At a glance
- Syntaxical parser capable of transforming any structured character file into an XML document
- Domain-specific meta-data language describes the expected syntax and drives identifications, validations, extractions and cuts based on Regular expressions
- Java source code; use the Java API or a command line executable in a shell or command script
- build a single .jar file that packs the code with meta-data resources, or keep meta-data separate and integrate the jar as a micro-service
- Perfect complement to XSLT (XML to anything) for mapping anything to XML
- OPEN SOURCE, Apache 2.0 license
How much Un-structure can you afford to handle?
Whereas most parsers require well defined delimiters, tags, or fixed size fields to grasp data fields and carry on transformations, the parser that we are about to present is capable of extracting data from look-alike stuff. Its mapping power is directly related to that of regular expressions which are state-of-the-art in pattern matching. Data resisting pattern matching by being even less structured would imply concepts like ontologies and semantic nets which are not in scope here.
There is a significant gap between a regular expression software library providing just the raw capability to match a pattern, as sophisticated as it can be, and the final production of an XML document.
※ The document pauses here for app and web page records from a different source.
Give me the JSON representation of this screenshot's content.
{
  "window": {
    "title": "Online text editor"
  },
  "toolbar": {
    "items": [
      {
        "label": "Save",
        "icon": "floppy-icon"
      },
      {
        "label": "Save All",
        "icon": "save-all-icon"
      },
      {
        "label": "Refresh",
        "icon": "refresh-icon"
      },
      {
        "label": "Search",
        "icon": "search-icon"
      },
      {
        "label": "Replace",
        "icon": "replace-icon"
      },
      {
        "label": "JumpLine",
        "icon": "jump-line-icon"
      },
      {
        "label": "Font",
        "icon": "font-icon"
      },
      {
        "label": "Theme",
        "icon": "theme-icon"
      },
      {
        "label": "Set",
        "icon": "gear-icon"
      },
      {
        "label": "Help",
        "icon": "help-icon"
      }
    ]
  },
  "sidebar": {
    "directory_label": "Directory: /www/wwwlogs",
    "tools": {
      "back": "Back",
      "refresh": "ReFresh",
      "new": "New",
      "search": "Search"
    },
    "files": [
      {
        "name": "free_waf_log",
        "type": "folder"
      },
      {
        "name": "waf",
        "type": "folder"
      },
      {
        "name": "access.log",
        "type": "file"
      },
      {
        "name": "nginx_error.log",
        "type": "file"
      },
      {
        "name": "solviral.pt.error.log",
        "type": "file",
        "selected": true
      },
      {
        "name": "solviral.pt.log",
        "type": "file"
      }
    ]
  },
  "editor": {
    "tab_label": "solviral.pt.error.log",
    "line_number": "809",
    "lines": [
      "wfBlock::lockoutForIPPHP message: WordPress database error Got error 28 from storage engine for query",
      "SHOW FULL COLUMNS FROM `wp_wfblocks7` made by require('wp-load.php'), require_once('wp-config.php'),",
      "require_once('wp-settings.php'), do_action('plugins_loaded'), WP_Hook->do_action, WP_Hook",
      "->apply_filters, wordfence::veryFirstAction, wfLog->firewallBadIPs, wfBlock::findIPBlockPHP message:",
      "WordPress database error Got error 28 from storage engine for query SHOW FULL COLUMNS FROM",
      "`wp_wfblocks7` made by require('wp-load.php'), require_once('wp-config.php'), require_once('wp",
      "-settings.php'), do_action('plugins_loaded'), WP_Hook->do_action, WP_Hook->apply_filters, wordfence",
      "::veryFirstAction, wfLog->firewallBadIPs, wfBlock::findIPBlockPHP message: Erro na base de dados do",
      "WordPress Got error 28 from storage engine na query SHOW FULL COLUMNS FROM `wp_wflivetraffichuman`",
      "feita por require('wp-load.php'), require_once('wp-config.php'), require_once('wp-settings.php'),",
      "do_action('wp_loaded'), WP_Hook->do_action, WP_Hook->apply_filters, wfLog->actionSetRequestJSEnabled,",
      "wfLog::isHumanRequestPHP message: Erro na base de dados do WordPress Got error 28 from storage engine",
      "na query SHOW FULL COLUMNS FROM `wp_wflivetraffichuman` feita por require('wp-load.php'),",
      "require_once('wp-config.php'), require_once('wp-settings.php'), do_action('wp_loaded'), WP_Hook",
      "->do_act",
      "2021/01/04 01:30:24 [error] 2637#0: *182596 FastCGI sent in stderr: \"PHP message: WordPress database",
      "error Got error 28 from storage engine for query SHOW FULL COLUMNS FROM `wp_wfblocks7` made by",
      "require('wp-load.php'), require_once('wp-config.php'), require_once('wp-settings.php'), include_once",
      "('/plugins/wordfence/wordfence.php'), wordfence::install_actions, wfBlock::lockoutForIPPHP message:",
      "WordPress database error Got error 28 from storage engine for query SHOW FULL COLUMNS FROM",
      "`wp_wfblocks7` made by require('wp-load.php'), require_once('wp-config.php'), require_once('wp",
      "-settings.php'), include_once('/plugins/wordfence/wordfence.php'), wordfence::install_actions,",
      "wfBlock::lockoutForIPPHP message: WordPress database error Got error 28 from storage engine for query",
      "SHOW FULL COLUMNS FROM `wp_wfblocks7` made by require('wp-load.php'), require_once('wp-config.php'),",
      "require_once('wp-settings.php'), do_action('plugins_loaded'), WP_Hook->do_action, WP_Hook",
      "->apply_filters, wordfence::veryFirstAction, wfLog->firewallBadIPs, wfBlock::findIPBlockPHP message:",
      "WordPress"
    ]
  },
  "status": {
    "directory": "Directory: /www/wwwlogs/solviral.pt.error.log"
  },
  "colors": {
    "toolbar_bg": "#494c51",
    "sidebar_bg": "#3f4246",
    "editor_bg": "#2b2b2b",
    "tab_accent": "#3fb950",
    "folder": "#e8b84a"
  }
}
That is indeed the added value of the reverseXSL software: regular expressions are organized to conduct four tasks (identify, cut, extract, and validate) in turn, and recursively, till reaching the atoms of data which must be output into your XML document.
Whether IATA Cargo-IMP, AHM, SSIM, SWIFT, EDIFACT, X12, EDIFICE, EANCOM, TRADACOMS, GENCOD, IEF, SPEC-2000... just name them and you can transform these Electronic Data Interchange standards with this tool... both ways: EDI to XML (with the Parser and optionally XSLT) and XML to EDI (with XSLT).